A story in the Telegraph quotes the new head of the UK's Soil Association as saying organic food is not just for "people who wear sandals and drink champagne," as part of an effort to broaden the appeal of organic food and reclaim it from a not entirely inviting upper strata of society.
Sometimes it's hard to avoid the feeling that coastal elitism is the vanguard of healthier, more expensive, and often more exclusive dining. Organic food often costs more, it requires far more prep and effort than simply dining on the market's finest nuke-and-puke options, and is championed by not entirely down-to-earth celebrities including Sting, Madonna, and Gwyneth Paltrow.
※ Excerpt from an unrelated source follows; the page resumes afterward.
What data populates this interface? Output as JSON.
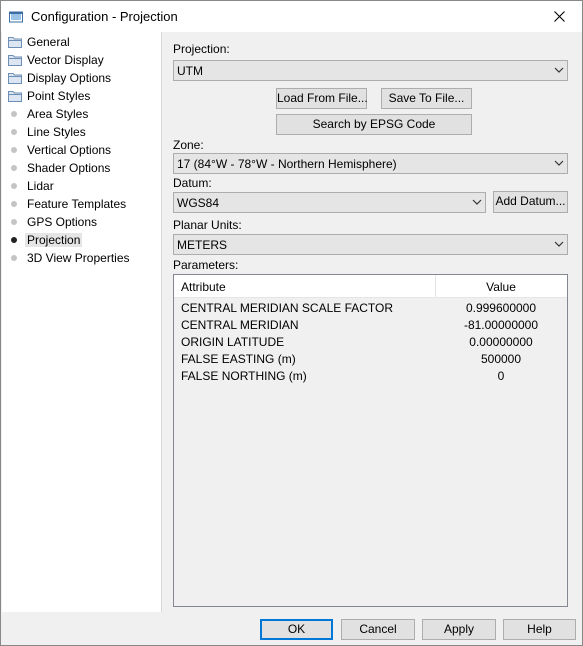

There's certainly a culture war raging in the U.S. that has largely manifested itself in a battle over what kids eat both at home and at school.
It's being fought between Republicans who insist that it's every American child's God-given right to eat deep-fried lard burgers at every lunch in his or her public school cafeteria, at least until said public school is defunded entirely. Meanwhile, local food advocates, vegetarians, and vegans, who tend to vote Democratic if not Green, would push for a way to include more fresh vegetables and less fried meat, even at the expense of local favorites and/or the wishes of schoolkids (who, let's be honest, would generally rather eat a fluffernutter sandwich washed down with Mountain Dew than have a righteously nutritious local meal).
This raises the question: Is organic food for elitist jerks?
• Are you an elitist jerk if you eat it?
• Do elitist jerks tend to eat it more often?
• Can you make expensive and/or time-consuming healthy food decisions and still vote Republican and/or earn less than $50,000 a year? (Ask a hunter or avid fisherman for an interesting alternative perspective.)